The reason fans will most likely take well to this is that the essence of the original has largely stayed the same, and the core RTS multiplayer action is there. However, as with the rest of the game, it's all been made deeper and more exciting. Whether it be the units you can build, the abilities on offer, or the things you can add to your base, there's plenty of tactically varied units to deploy in multiplayer, and getting things right can be incredibly satisfying. There's the same emphasis on teamwork as well, with those who share resources and coordinating attacks often reaping the benefits.
As mentioned, we've also played a brand new mode called Blitz, which is a variant of multiplayer where base building and slower-paced matches are swapped out for small maps where the units are administered using a card system... a little bit like a MOBA. You have a total of 12 cards with you per game, and four cards in your hand all the time, and these cards represent different devices.
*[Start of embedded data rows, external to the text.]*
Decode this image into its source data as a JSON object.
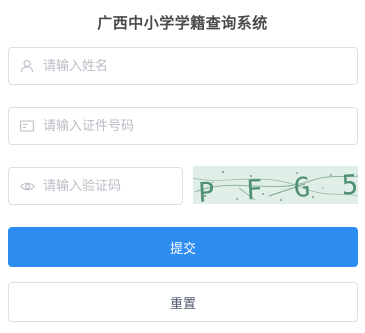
{
  "title": "广西中小学学籍查询系统",
  "form": {
    "name": {
      "placeholder": "请输入姓名",
      "icon": "user-icon"
    },
    "id_number": {
      "placeholder": "请输入证件号码",
      "icon": "id-card-icon"
    },
    "captcha": {
      "placeholder": "请输入验证码",
      "icon": "eye-icon",
      "image_text": "PFG5"
    }
  },
  "buttons": {
    "submit_label": "提交",
    "reset_label": "重置"
  },
  "colors": {
    "primary": "#2d8cf0",
    "border": "#dcdfe6",
    "placeholder": "#b8bcc4",
    "captcha_bg": "#dfeee6",
    "captcha_text": "#4f8f72"
  }
}
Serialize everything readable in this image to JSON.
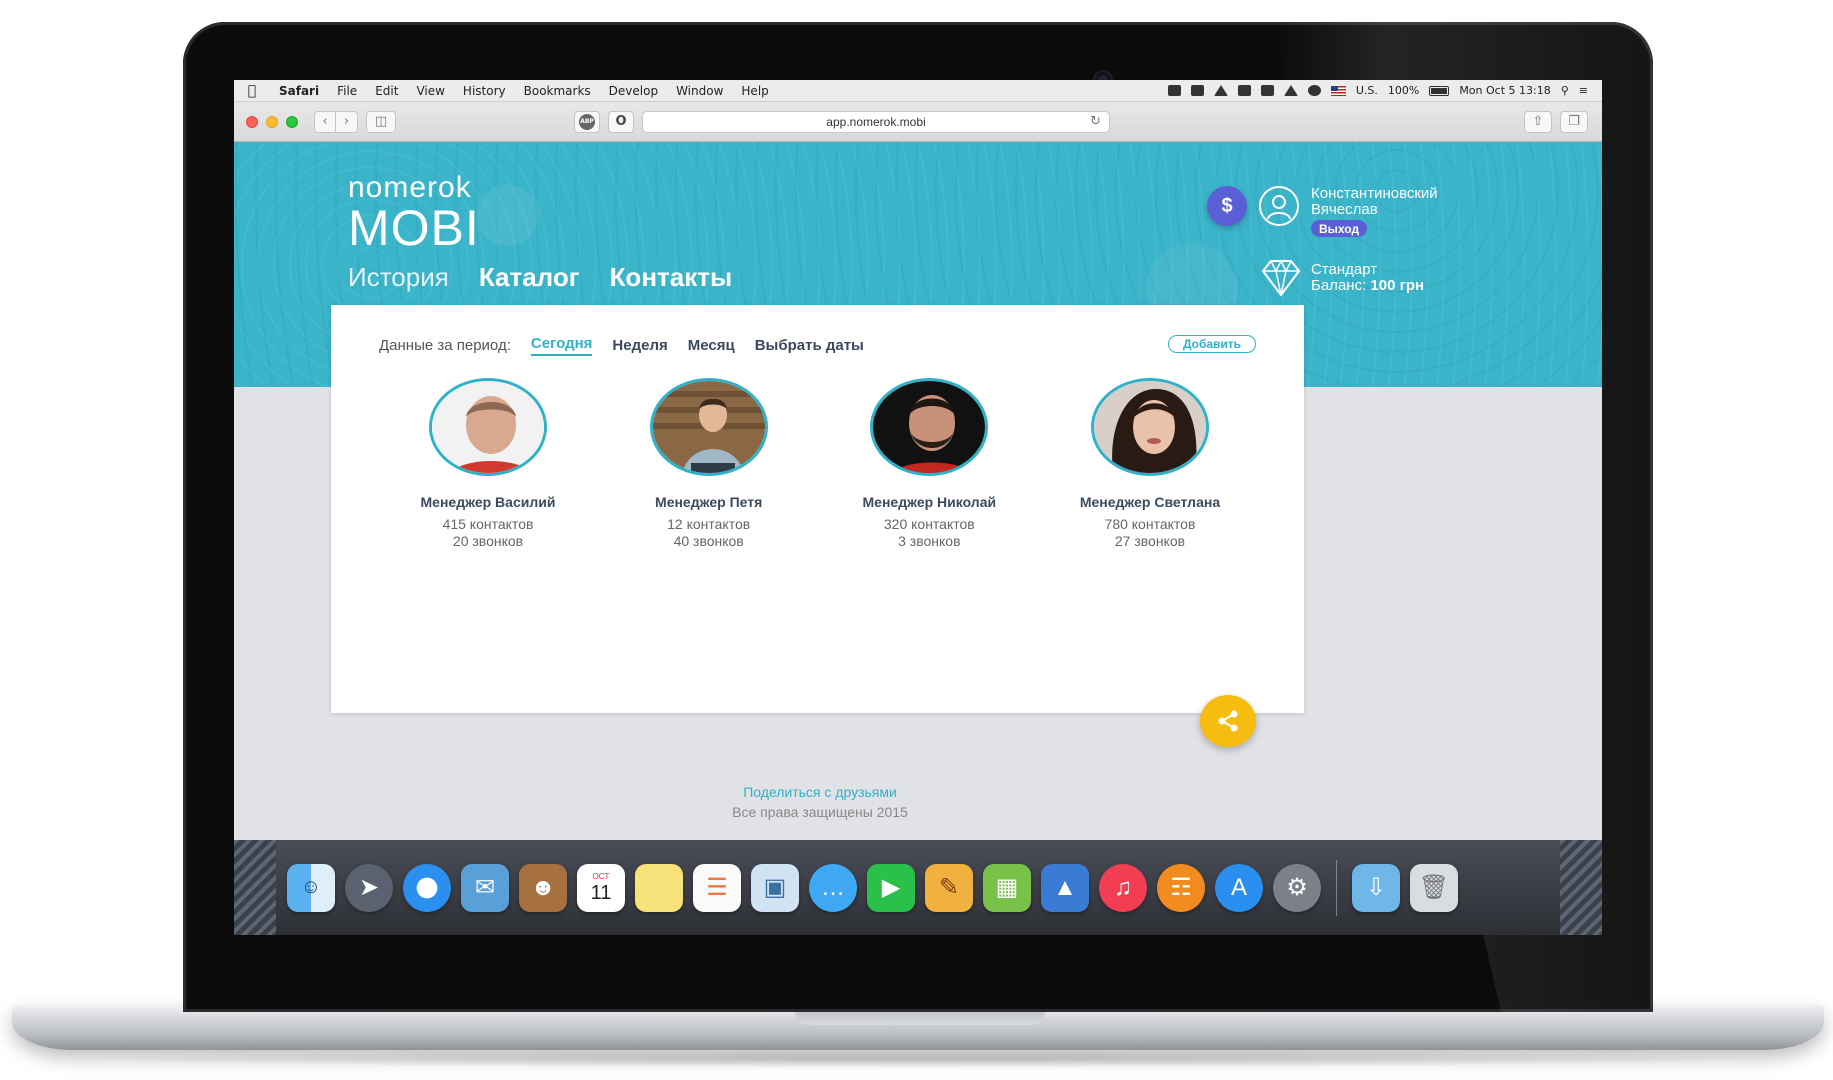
{
  "menubar": {
    "app": "Safari",
    "items": [
      "File",
      "Edit",
      "View",
      "History",
      "Bookmarks",
      "Develop",
      "Window",
      "Help"
    ],
    "input_source": "U.S.",
    "battery": "100%",
    "datetime": "Mon Oct 5  13:18"
  },
  "browser": {
    "url": "app.nomerok.mobi",
    "ext_badge": "ABP"
  },
  "site": {
    "logo_top": "nomerok",
    "logo_bottom": "MOBI",
    "nav": [
      "История",
      "Каталог",
      "Контакты"
    ]
  },
  "user": {
    "balance_icon": "$",
    "name_line1": "Константиновский",
    "name_line2": "Вячеслав",
    "logout": "Выход",
    "plan": "Стандарт",
    "balance_label": "Баланс:",
    "balance_value": "100 грн"
  },
  "filters": {
    "label": "Данные за период:",
    "tabs": [
      "Сегодня",
      "Неделя",
      "Месяц",
      "Выбрать даты"
    ],
    "active": "Сегодня",
    "add_button": "Добавить"
  },
  "managers": [
    {
      "name": "Менеджер Василий",
      "contacts": "415 контактов",
      "calls": "20 звонков"
    },
    {
      "name": "Менеджер Петя",
      "contacts": "12 контактов",
      "calls": "40 звонков"
    },
    {
      "name": "Менеджер Николай",
      "contacts": "320 контактов",
      "calls": "3 звонков"
    },
    {
      "name": "Менеджер Светлана",
      "contacts": "780 контактов",
      "calls": "27 звонков"
    }
  ],
  "footer": {
    "share": "Поделиться с друзьями",
    "copyright": "Все права защищены 2015"
  },
  "dock": {
    "calendar_month": "OCT",
    "calendar_day": "11"
  },
  "colors": {
    "brand": "#3ab4c9",
    "accent_purple": "#5b5fd6",
    "share_yellow": "#f6bc10"
  }
}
They also detail how much energy each unit requires, with smaller units obviously costing less than something big, like a Scarab. This energy is obtained automatically at a steady pace, but can also be collected at different locations on the map. The goal is to earn more points than your opponent by having units deployed on the spot and defending them against retaliatory attacks.
A match in Blitz takes about ten minutes, and they're fast-paced and really addictive, not only in terms of gameplay, but also regarding which cards you have and how you can use them in conjunction with those of your teammates. Building the deck, unlocking new cards, and finding new, innovative strategies is rewarding, and we can imagine its a part of the game that will be built on more over time. Additional players mean more leaders appearing in each army, as well as new unit types, plus any other changes to the match settings. New leaders, maps, and campaign missions will also be added to the game later on, and it's all included in the price of the season pass. One against one, two against two, or three against three are all available, and you and your friends can choose to play against computer-controlled resistance or human, so there's no shortage of stuff to get stuck into here.
Despite the change of developer and the face that it's being developed for two different platforms, the already solid foundations laid down for the previous game are intact, and in some cases improved upon. Most of it's handled in the same way as before, but the gameplay here feels deeper, the action more dynamic. An entertaining campaign with beautiful cutscenes, varied missions, and a co-operative mode that changes the dynamic and that can be a lot of fun, is complimented by both elaborate multiplayer and the fun new Blitz mode. It even looks like 343i and Creative Assembly will continue to pump content into the game for years, and we certainly have a lot to look forward to in terms of additional content drops, including more story, cards, and tournaments. The real-time strategy genre on console has felt a little stagnant for a while now, but hopefully Halo Wars 2 can be the cure for that when it releases next month.